Record extracts Block Start

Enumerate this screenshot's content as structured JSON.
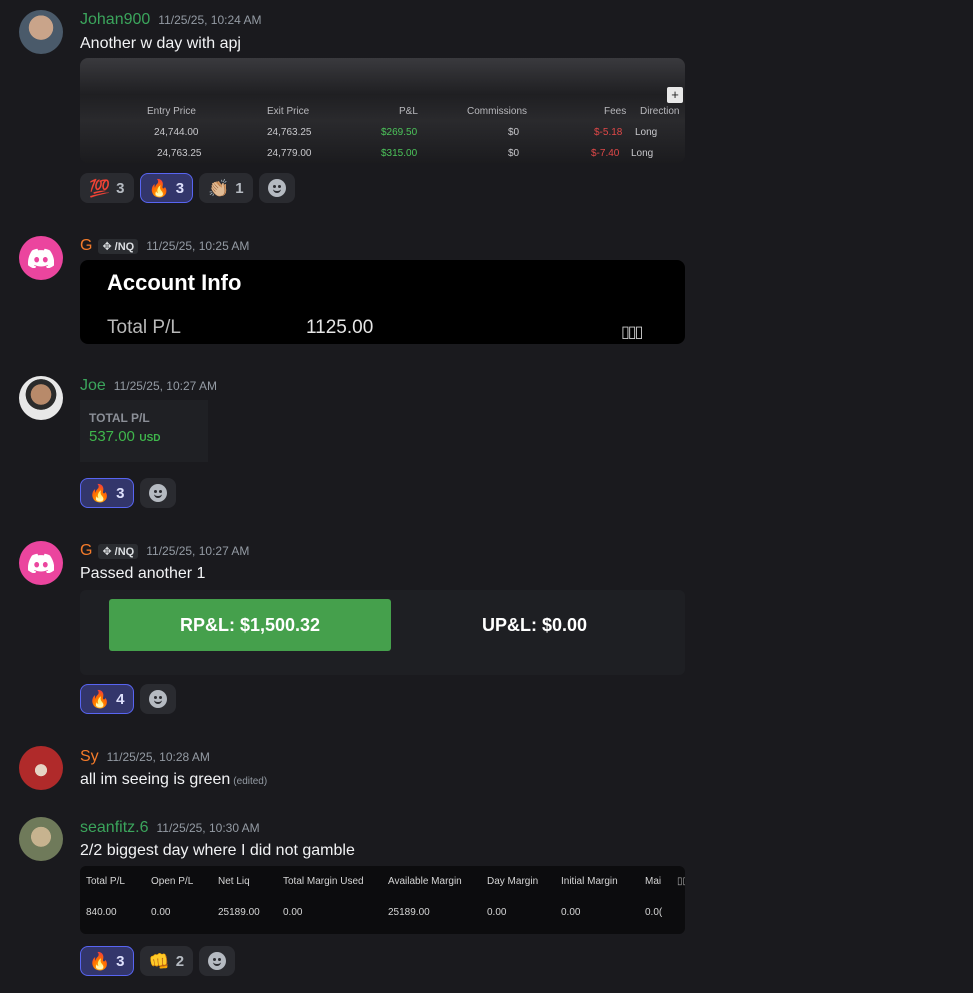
{
  "messages": [
    {
      "username": "Johan900",
      "timestamp": "11/25/25, 10:24 AM",
      "text": "Another w day with apj",
      "color": "#3ba55c",
      "trades": {
        "headers": [
          "Entry Price",
          "Exit Price",
          "P&L",
          "Commissions",
          "Fees",
          "Direction"
        ],
        "rows": [
          [
            "24,744.00",
            "24,763.25",
            "$269.50",
            "$0",
            "$-5.18",
            "Long"
          ],
          [
            "24,763.25",
            "24,779.00",
            "$315.00",
            "$0",
            "$-7.40",
            "Long"
          ]
        ],
        "plus_label": "+"
      },
      "reactions": [
        {
          "emoji": "💯",
          "count": "3",
          "me": false
        },
        {
          "emoji": "🔥",
          "count": "3",
          "me": true
        },
        {
          "emoji": "👏🏼",
          "count": "1",
          "me": false
        }
      ]
    },
    {
      "username": "G",
      "tag": "/NQ",
      "timestamp": "11/25/25, 10:25 AM",
      "color": "#f47b2a",
      "account_info": {
        "title": "Account Info",
        "label": "Total P/L",
        "value": "1125.00",
        "icon": "▯▯▯"
      }
    },
    {
      "username": "Joe",
      "timestamp": "11/25/25, 10:27 AM",
      "color": "#3ba55c",
      "total_pl": {
        "label": "TOTAL P/L",
        "value": "537.00",
        "currency": "USD"
      },
      "reactions": [
        {
          "emoji": "🔥",
          "count": "3",
          "me": true
        }
      ]
    },
    {
      "username": "G",
      "tag": "/NQ",
      "timestamp": "11/25/25, 10:27 AM",
      "text": "Passed another 1",
      "color": "#f47b2a",
      "pnl": {
        "rpl": "RP&L: $1,500.32",
        "upl": "UP&L: $0.00"
      },
      "reactions": [
        {
          "emoji": "🔥",
          "count": "4",
          "me": true
        }
      ]
    },
    {
      "username": "Sy",
      "timestamp": "11/25/25, 10:28 AM",
      "text": "all im seeing is green",
      "edited": "(edited)",
      "color": "#f47b2a"
    },
    {
      "username": "seanfitz.6",
      "timestamp": "11/25/25, 10:30 AM",
      "text": "2/2 biggest day where I did not gamble",
      "color": "#3ba55c",
      "margin": {
        "headers": [
          "Total P/L",
          "Open P/L",
          "Net Liq",
          "Total Margin Used",
          "Available Margin",
          "Day Margin",
          "Initial Margin",
          "Mai"
        ],
        "values": [
          "840.00",
          "0.00",
          "25189.00",
          "0.00",
          "25189.00",
          "0.00",
          "0.00",
          "0.0("
        ]
      },
      "reactions": [
        {
          "emoji": "🔥",
          "count": "3",
          "me": true
        },
        {
          "emoji": "👊",
          "count": "2",
          "me": false
        }
      ]
    }
  ]
}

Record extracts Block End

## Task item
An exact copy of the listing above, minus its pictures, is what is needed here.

## Completed exercise
Enumerate this screenshot's content as structured JSON.
{
  "messages": [
    {
      "username": "Johan900",
      "timestamp": "11/25/25, 10:24 AM",
      "text": "Another w day with apj",
      "color": "#3ba55c",
      "trades": {
        "headers": [
          "Entry Price",
          "Exit Price",
          "P&L",
          "Commissions",
          "Fees",
          "Direction"
        ],
        "rows": [
          [
            "24,744.00",
            "24,763.25",
            "$269.50",
            "$0",
            "$-5.18",
            "Long"
          ],
          [
            "24,763.25",
            "24,779.00",
            "$315.00",
            "$0",
            "$-7.40",
            "Long"
          ]
        ],
        "plus_label": "+"
      },
      "reactions": [
        {
          "emoji": "💯",
          "count": "3",
          "me": false
        },
        {
          "emoji": "🔥",
          "count": "3",
          "me": true
        },
        {
          "emoji": "👏🏼",
          "count": "1",
          "me": false
        }
      ]
    },
    {
      "username": "G",
      "tag": "/NQ",
      "timestamp": "11/25/25, 10:25 AM",
      "color": "#f47b2a",
      "account_info": {
        "title": "Account Info",
        "label": "Total P/L",
        "value": "1125.00",
        "icon": "▯▯▯"
      }
    },
    {
      "username": "Joe",
      "timestamp": "11/25/25, 10:27 AM",
      "color": "#3ba55c",
      "total_pl": {
        "label": "TOTAL P/L",
        "value": "537.00",
        "currency": "USD"
      },
      "reactions": [
        {
          "emoji": "🔥",
          "count": "3",
          "me": true
        }
      ]
    },
    {
      "username": "G",
      "tag": "/NQ",
      "timestamp": "11/25/25, 10:27 AM",
      "text": "Passed another 1",
      "color": "#f47b2a",
      "pnl": {
        "rpl": "RP&L: $1,500.32",
        "upl": "UP&L: $0.00"
      },
      "reactions": [
        {
          "emoji": "🔥",
          "count": "4",
          "me": true
        }
      ]
    },
    {
      "username": "Sy",
      "timestamp": "11/25/25, 10:28 AM",
      "text": "all im seeing is green",
      "edited": "(edited)",
      "color": "#f47b2a"
    },
    {
      "username": "seanfitz.6",
      "timestamp": "11/25/25, 10:30 AM",
      "text": "2/2 biggest day where I did not gamble",
      "color": "#3ba55c",
      "margin": {
        "headers": [
          "Total P/L",
          "Open P/L",
          "Net Liq",
          "Total Margin Used",
          "Available Margin",
          "Day Margin",
          "Initial Margin",
          "Mai"
        ],
        "values": [
          "840.00",
          "0.00",
          "25189.00",
          "0.00",
          "25189.00",
          "0.00",
          "0.00",
          "0.0("
        ]
      },
      "reactions": [
        {
          "emoji": "🔥",
          "count": "3",
          "me": true
        },
        {
          "emoji": "👊",
          "count": "2",
          "me": false
        }
      ]
    }
  ]
}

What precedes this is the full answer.